The APR Adoption contract states you must return the pug into our care should you no longer be able to provide them a good home. Once an APR pug, always an APR pug. If you have any questions, please contact us here

I sent in an application - when will I hear back?

Appalachian Pug Rescue is an all-volunteer organization. We try to process your applications in two weeks or less, but sometimes, especially around holidays, we run behind. If you have not heard back about your application, please contact us here. 


How do I surrender a dog?

We understand that circumstances can be such that families are unable to care for their dogs. We are committed to helping those pugs find new forever homes. The first step is completing our surrender/intake form. Once submitted, a volunteer will contact you to discuss your options.

At times, we may have a waiting period until a foster home does open. If it is an emergency, we will work with you to find a place for the dog to go.

Do I have to make a donation if I surrender my pug to you?

Donations are always welcome, but we understand that sometimes financial circumstances are involved in a surrender. If you can donate, it does help us with our medical costs. If you cannot, we understand.

What if my dog has health issues? Will you still accept him or her?

Yes, but we do ask that you be truthful so we can place the dog in the best foster home and get any needed treatment ASAP.

Will you provide medical care?

Yes, we provide any medical care that the pug may need.
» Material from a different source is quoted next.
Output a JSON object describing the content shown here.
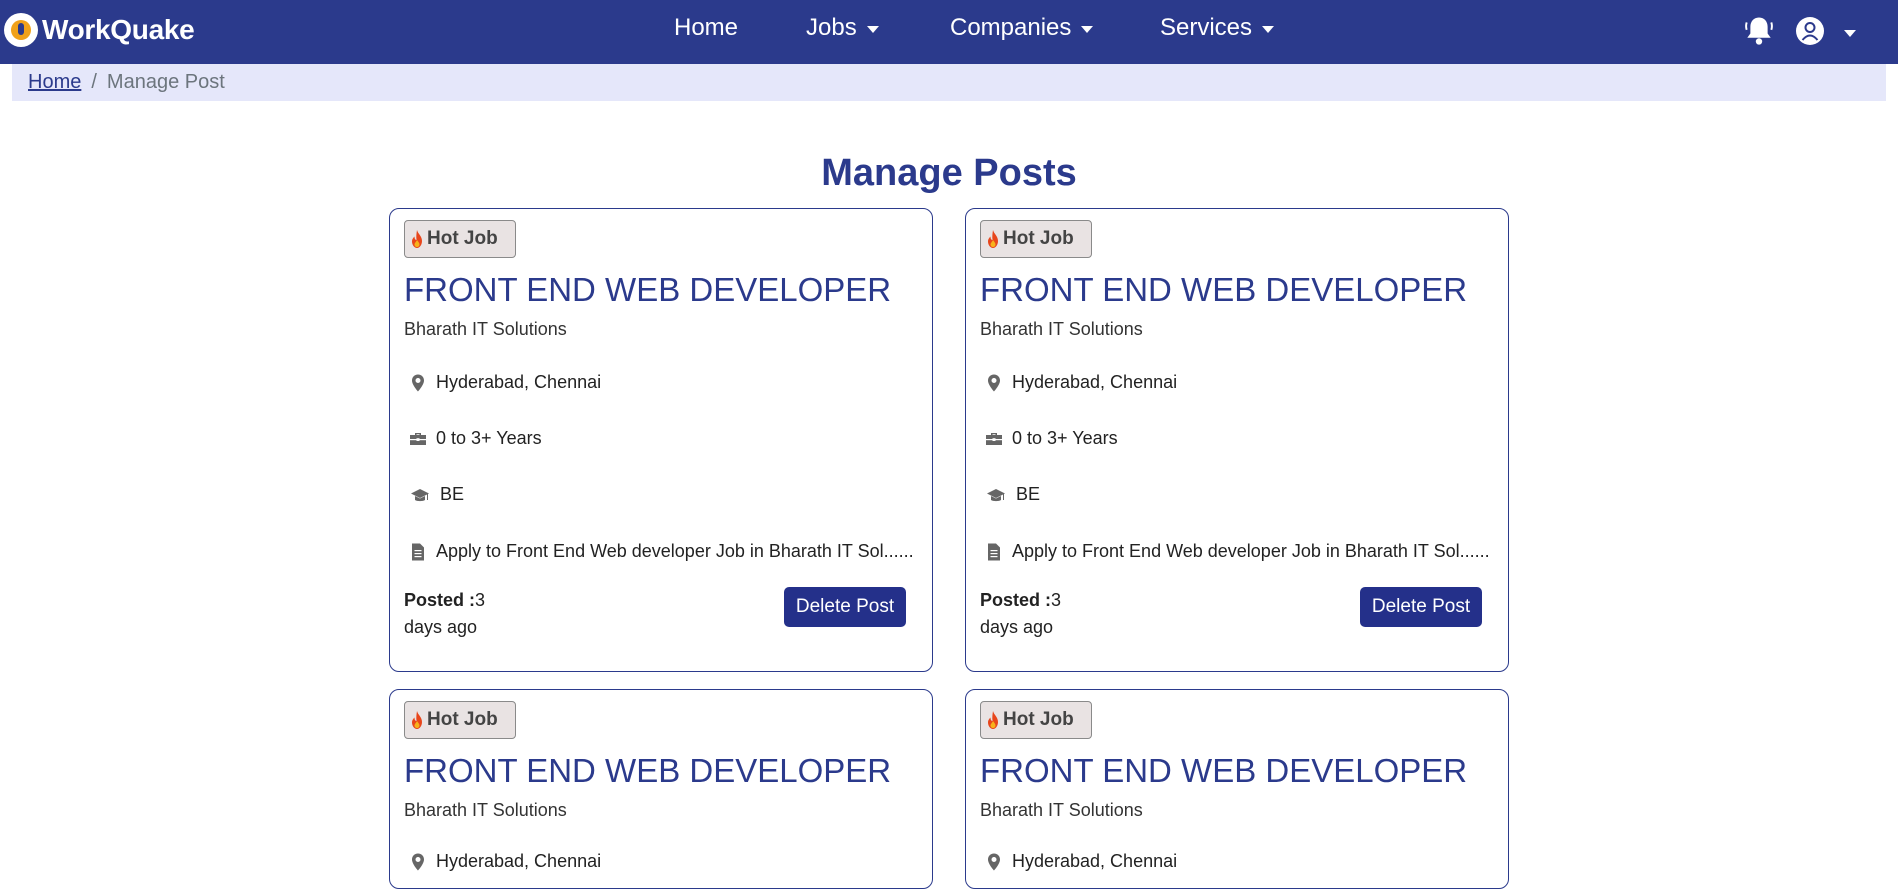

In some instances, a pug may be deemed to be best cared for in a hospice foster home, as palliative care is the best option. We work with our veterinary partners to make the best determination for the pug.


How do I get approved to foster?

The first step is completing our foster application. A volunteer will be in touch to complete your reference and home checks. You will then meet with the director to discuss the foster process and responsibilities. Once approved, you will be contacted when incoming pugs in your area are a good match.

Can I adopt the pug I foster?

In most cases this is allowed. It will be considered on a case by case basis. 

What are the foster responsibilities?

You will be expected to keep the animal safe and secure, return it to APR when requested to do so, and not promise the animal to anyone, or imply that you have the authority to approve a potential adoption. APR retains ownership of all animals placed in foster care and will make all decisions regarding the adoption and placement of the animals fostered.

Unless otherwise arranged, the foster parent is responsible for providing all food, bedding, and toys for the animal while it is in their care at home. The foster parent is responsible for transporting the animals to and from veterinary appointments, surgery, behavior evaluations, vaccinations, etc., unless other arrangements are made in advance. The foster parent may also be responsible for transporting the animal to and from adoption events, and to off-site training classes, at the rescue’s discretion. The foster parent is also responsible for updating the rescue at least weekly on the animal’s condition and veterinary needs (if any).

A Foster Manual will be provided.

Do I get to pick who gets the dog?

Fosters can have input into the adoption process as long as it is impartial.

Will I have help along the way?

Absolutely, the APR team and board, as well as other fosters will be there to help. You can contact us at any time! Your foster manual will detail the particulars.


How old do I have to be to volunteer?

We accept volunteers of all ages, but we do ask that volunteers be 25 or older to transport or foster. Younger volunteers are welcome to share their time and talents to help pugs.

I’m unable to foster or adopt. How else can I help?

There are lots of ways to help! We need people with marketing talent, computer skills, organization skills – you name it! You can make calls to check references or do home visits. You can transport pugs to and from foster homes or to vet appointments. We need many talents – it takes a village to save pugs. Click here to complete our volunteer form.